Exercise requirements =
Copy each line of the records below that has "arrow" in it.

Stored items
┌────────

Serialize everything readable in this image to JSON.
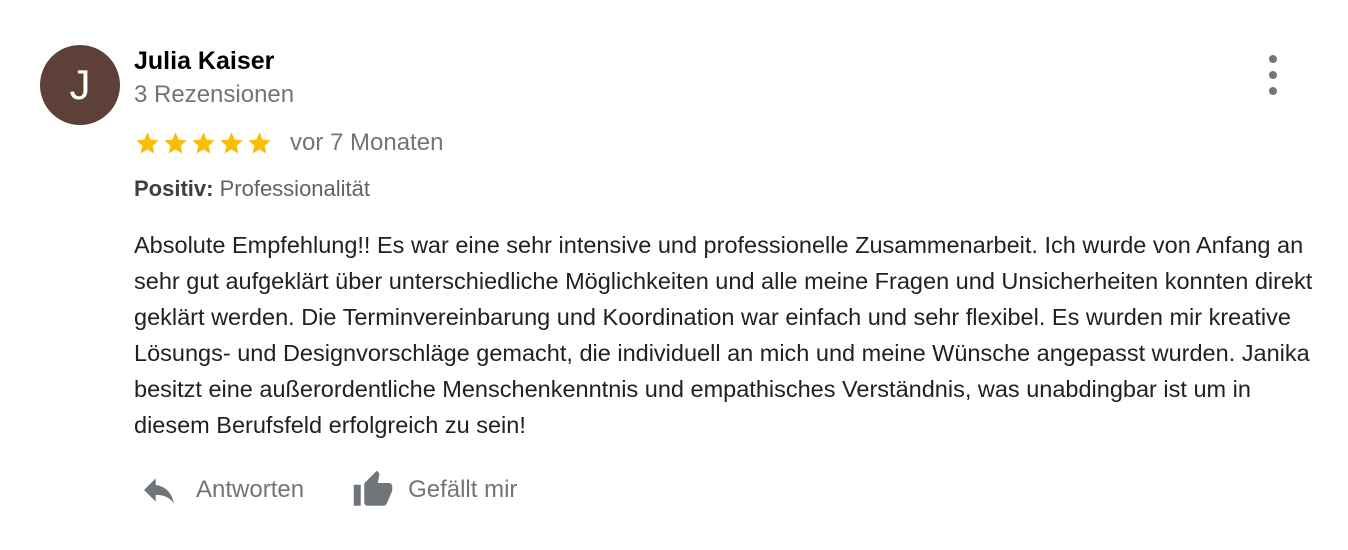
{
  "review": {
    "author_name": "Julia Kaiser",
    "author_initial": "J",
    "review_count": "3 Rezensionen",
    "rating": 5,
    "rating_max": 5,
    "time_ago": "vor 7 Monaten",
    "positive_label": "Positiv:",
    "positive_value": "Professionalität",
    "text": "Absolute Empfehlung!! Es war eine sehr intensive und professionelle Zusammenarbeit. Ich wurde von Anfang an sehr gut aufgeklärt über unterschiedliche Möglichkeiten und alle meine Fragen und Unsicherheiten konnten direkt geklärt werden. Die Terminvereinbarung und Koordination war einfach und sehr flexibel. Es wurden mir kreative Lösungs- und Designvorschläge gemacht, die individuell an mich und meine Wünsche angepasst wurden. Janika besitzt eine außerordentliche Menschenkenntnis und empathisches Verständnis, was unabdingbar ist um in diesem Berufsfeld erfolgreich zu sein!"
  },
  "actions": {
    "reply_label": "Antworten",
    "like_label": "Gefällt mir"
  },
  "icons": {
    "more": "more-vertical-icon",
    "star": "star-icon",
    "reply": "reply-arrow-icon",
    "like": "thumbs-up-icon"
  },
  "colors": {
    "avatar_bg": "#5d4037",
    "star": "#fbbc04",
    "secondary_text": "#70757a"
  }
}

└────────
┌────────

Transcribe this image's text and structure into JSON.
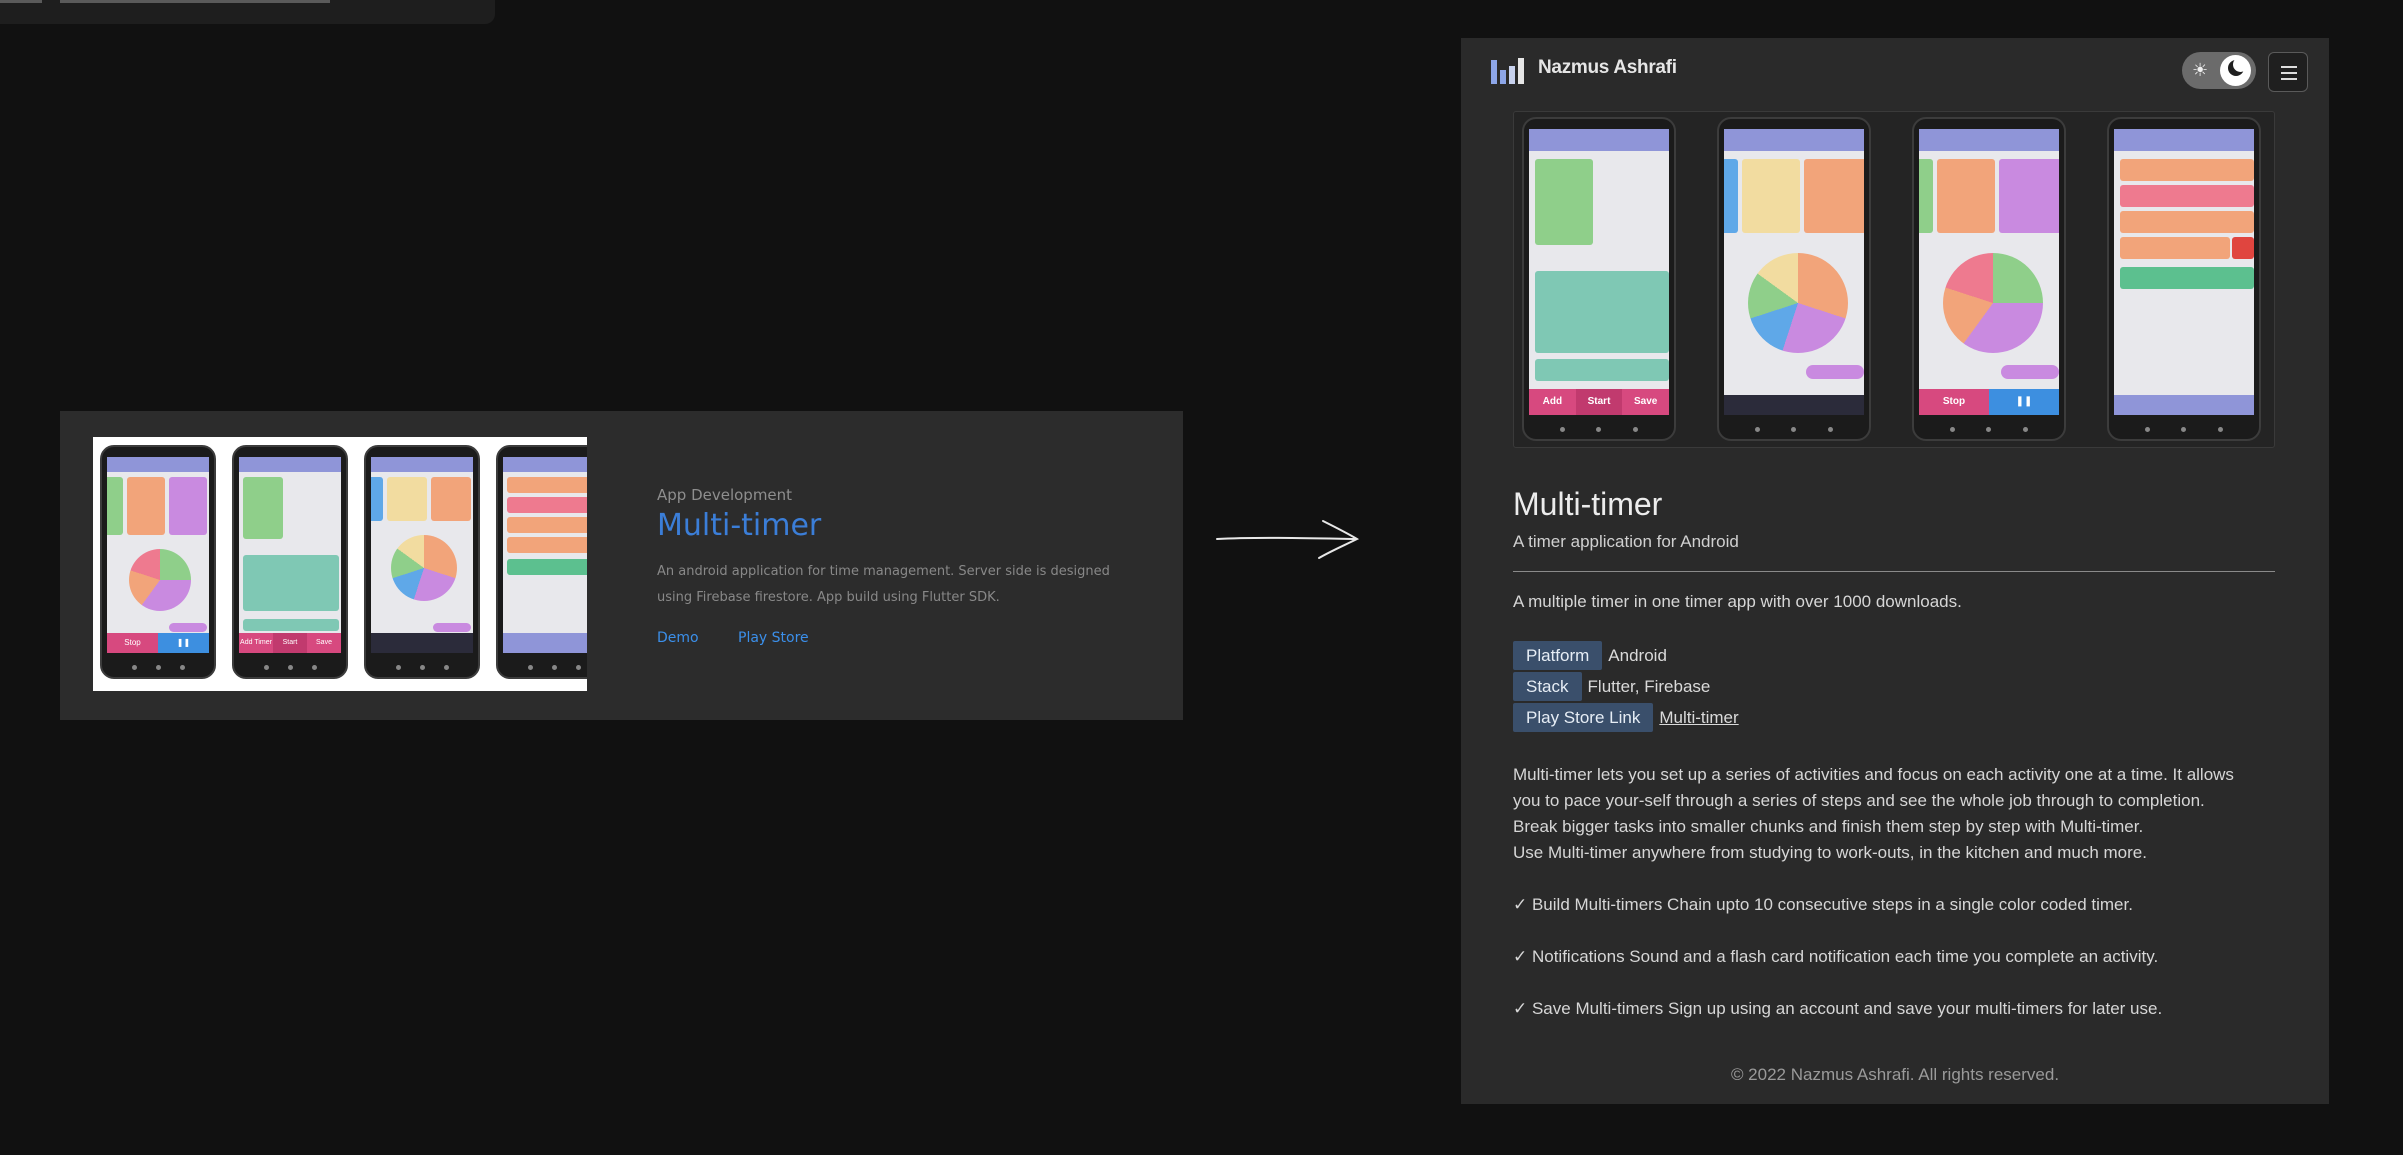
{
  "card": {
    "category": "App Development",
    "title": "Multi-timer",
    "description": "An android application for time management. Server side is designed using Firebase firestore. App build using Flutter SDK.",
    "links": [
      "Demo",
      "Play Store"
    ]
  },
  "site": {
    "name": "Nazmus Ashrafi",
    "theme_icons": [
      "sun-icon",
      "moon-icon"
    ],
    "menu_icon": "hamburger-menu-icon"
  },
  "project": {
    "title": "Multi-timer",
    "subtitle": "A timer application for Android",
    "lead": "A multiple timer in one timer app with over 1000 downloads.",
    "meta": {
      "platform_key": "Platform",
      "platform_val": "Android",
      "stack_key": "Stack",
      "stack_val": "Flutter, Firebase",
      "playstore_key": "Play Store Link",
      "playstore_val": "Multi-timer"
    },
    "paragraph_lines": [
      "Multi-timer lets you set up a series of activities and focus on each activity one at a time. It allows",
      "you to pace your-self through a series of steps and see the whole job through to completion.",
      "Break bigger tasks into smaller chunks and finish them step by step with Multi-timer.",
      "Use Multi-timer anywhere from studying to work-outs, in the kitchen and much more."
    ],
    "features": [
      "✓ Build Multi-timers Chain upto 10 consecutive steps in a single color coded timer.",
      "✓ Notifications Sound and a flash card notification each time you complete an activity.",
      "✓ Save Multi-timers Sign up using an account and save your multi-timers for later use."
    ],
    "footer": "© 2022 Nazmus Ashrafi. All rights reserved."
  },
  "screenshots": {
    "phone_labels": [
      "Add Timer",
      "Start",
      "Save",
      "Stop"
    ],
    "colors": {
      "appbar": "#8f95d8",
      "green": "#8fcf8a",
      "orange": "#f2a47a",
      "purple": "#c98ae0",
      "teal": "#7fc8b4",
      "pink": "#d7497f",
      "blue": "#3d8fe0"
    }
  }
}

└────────
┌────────

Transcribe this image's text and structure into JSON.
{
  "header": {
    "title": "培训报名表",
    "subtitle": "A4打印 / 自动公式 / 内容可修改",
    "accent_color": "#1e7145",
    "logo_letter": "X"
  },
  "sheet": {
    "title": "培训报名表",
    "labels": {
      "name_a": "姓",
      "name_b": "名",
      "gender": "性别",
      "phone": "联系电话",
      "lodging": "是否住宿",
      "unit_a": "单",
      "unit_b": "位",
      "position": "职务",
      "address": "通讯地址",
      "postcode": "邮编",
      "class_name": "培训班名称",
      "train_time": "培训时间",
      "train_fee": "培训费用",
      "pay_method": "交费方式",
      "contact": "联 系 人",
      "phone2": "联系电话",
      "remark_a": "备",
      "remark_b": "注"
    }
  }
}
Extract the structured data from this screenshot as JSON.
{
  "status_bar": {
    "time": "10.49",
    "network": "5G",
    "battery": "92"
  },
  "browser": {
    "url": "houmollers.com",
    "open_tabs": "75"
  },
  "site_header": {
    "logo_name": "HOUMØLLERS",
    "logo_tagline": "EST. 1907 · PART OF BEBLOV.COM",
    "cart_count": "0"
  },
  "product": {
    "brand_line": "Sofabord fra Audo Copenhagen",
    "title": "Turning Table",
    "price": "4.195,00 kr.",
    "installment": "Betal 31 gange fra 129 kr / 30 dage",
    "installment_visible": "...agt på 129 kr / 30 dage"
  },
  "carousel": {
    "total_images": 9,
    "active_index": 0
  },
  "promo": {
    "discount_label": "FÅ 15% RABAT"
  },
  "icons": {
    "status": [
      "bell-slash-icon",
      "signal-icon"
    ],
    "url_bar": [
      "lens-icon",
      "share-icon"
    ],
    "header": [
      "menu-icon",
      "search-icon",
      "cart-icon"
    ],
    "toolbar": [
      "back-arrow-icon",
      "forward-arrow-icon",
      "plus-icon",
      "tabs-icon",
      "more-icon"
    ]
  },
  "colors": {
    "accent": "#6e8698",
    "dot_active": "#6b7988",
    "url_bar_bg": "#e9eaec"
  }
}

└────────

Solved exercise =
    "reply": "reply-arrow-icon",
      "back-arrow-icon",
      "forward-arrow-icon",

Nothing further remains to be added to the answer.